In the last 3 years this modality of work has allowed many companies to question the need to have a physical space to develop their business, which generates significant savings in the operation, due to offices’ reduction or elimination of space and the costs associated with it (e.g., leasing, electricity, among other services).

Depending on the employer’s activity and their organizational culture, there are a significant number of employers who have decided to remain in a flexible format which allows their employees to alternate between working at the office and at home. Employers have even chosen to hire individuals based in other provinces or countries under this modality.

In June 2022, the Humanitarian Support Law reformed the Labor Code and formally included telework as a type of employment agreement and provided that there are 4 modalities of telework: (i) autonomous; (ii) partial; (iii) mobile and (iv) occasional.

On December 23rd, 2022, the Ministry of Labor issued a new regulation -Ministerial Agreement MDT-2022-237- which modified a few conditions regarding teleworking.

Although the Ministerial Agreement does not elaborate on the scope of the employer’s obligations, it is important to analyze its context, mainly on the following:

• Telework modality shall be agreed by the parties. This implies signing an agreement that reflects the will of both parties (e.g., employment agreement addendum). Information that must be registered before the SUT -Ministry of Labor online platform- within 15 days of its execution.
We recall that the previous regulation provided that teleworking could be implemented by employers’ unilateral decision.
• The Employer is responsible for providing the necessary equipment and supplies. This obligation entails that the employer shall cover any expense related to teleworking activities, such as: work equipment, electricity, internet, telephony, among others.
The Ministerial Agreement clarifies that the payments performed by the employer for the expenses associated with teleworking, shall not be part of the employees’ remuneration.
• The Employer must ensure a safe and healthy teleworking space. The employer must equip the workstation with the implements that guarantee occupational health and safety, i.e., it must provide ergonomic chair, desk, mouse, keyboard, screen, among others.
If telework implementation is the employee’s initiative, the fulfillment of this obligation will be their responsibility.
• The Employer shall guarantee the right to disconnection.
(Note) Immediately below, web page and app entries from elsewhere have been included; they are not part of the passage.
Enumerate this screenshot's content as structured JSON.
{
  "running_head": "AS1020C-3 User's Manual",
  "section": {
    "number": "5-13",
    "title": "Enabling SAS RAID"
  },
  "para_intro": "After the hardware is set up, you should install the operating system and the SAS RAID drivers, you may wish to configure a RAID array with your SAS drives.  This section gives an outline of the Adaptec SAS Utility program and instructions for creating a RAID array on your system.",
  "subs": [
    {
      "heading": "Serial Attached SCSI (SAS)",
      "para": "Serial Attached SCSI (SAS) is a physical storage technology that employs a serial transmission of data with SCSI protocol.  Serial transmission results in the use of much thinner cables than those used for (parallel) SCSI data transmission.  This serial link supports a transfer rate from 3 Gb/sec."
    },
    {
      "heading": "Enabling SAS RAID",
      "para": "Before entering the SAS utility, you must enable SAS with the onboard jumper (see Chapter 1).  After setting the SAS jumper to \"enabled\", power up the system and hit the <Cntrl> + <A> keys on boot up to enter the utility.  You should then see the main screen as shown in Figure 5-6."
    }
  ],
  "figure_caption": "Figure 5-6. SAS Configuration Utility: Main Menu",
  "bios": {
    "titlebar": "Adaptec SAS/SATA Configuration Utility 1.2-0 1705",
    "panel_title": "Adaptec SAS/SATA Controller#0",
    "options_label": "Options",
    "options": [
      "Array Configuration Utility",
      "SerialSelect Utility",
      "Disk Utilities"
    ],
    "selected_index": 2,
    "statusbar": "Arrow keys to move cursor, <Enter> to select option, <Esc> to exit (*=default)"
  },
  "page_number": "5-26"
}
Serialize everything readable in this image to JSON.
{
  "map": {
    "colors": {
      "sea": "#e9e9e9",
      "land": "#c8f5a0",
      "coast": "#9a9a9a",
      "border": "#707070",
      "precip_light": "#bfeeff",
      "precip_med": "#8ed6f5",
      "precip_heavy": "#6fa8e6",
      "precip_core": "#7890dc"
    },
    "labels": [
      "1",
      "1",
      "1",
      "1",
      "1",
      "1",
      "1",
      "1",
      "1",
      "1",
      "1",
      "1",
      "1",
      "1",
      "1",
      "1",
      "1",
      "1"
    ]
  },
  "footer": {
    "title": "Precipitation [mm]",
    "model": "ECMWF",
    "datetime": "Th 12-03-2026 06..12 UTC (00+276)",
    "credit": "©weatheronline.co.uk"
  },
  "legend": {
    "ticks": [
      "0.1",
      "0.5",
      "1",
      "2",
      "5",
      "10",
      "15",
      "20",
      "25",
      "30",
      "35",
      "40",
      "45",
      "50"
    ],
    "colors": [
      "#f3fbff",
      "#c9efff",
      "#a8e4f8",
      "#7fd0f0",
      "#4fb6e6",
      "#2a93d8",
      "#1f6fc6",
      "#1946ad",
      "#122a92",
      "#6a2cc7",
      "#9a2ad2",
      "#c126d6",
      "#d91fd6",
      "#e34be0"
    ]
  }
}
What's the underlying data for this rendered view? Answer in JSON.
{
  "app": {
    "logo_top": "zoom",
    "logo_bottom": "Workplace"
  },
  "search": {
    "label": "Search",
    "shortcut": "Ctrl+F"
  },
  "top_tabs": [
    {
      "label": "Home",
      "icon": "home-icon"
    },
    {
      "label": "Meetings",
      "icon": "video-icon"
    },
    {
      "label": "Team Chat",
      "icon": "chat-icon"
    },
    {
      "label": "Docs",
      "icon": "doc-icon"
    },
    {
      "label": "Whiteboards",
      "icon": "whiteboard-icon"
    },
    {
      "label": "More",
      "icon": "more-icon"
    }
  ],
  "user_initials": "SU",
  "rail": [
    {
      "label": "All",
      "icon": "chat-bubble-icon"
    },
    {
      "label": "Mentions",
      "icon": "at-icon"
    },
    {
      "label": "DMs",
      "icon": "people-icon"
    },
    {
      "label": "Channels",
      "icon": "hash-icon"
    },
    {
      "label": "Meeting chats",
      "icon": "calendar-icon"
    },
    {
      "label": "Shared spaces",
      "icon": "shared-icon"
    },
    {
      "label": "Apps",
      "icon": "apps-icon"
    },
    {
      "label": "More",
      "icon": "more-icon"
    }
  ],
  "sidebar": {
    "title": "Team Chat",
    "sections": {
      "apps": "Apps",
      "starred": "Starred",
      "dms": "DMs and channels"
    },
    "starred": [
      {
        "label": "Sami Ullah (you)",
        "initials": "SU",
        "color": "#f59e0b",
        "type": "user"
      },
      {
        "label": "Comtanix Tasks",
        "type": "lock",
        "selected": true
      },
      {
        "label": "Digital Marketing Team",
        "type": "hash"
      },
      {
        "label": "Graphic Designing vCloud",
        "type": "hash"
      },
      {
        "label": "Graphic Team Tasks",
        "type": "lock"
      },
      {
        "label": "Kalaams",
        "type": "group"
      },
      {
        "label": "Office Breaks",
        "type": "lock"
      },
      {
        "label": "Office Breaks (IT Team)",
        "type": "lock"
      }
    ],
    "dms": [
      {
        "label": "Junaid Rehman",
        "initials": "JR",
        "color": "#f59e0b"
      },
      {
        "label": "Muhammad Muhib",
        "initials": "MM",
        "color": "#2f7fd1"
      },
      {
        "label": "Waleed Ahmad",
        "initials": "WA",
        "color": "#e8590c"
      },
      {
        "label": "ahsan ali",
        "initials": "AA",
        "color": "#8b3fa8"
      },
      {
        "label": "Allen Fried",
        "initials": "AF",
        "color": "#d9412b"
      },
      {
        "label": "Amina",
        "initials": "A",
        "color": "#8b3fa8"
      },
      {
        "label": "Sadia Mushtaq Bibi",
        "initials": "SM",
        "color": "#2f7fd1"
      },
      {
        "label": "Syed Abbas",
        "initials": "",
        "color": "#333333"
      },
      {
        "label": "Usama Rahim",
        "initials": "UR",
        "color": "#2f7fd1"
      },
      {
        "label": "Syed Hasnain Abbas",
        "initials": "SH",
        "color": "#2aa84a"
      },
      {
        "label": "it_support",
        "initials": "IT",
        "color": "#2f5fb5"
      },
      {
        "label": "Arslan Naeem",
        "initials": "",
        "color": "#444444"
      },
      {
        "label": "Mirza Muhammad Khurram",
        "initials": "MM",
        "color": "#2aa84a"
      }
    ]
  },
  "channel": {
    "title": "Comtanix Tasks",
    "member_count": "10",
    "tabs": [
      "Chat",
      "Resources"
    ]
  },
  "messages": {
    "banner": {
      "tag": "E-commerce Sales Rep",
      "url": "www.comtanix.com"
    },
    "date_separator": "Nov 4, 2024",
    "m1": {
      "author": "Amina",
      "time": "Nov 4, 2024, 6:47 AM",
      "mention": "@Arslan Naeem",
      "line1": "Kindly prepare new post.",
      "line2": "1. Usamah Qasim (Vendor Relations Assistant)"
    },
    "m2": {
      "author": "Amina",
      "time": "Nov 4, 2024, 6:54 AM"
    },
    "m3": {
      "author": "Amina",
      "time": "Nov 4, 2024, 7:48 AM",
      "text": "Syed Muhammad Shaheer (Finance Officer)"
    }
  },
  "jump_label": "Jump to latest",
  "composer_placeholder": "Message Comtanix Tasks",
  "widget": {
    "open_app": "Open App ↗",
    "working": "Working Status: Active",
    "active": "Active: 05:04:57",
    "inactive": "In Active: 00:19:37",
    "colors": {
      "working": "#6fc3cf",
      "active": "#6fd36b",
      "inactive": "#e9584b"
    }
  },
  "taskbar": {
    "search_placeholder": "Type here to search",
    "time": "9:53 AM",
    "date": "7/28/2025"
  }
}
Employee disconnection shall be at least 12 continuous hours in a period of 24 hours.
The employer shall implement a disconnection policy. It shall contain: (i) training measures; (ii) guidelines for compliance control; (iii) implementation of technological mechanisms to ensure disconnection (e.g., restriction of access to communication platforms); and (iv) complaints mechanism.
The right to disconnection does not apply to employees with management and trusted positions.


Statistics indicate that employees’ productivity increases if they maintain a flexible work format, that is, under our regulatory context, known as “part-time telework”.

To ensure a healthy implementation of telework, employers shall engage to comply with the legal obligations. Special attention must be given to health and safety duties, as non-compliance may result in fines by the authorities or even in employer liability before the Social Security Ecuadorian Institute (IESS), the later in the event of accidents or occupational diseases.

To prevent the abovementioned, employers shall have evidence that allows to demonstrate their compliance, such as those detailed below:

• Health and safety regulations and policies delivery/reception record.
• Evidence of training provided to ensure the safety and health of teleworkers.
• Work equipment delivery/reception record.
• Telework workstation photos in archive.

Teleworking is the new labor reality, employees -especially the younger generations- demand flexibility and employers shall adapt to it, without leaving aside the commitments and obligations that this implies.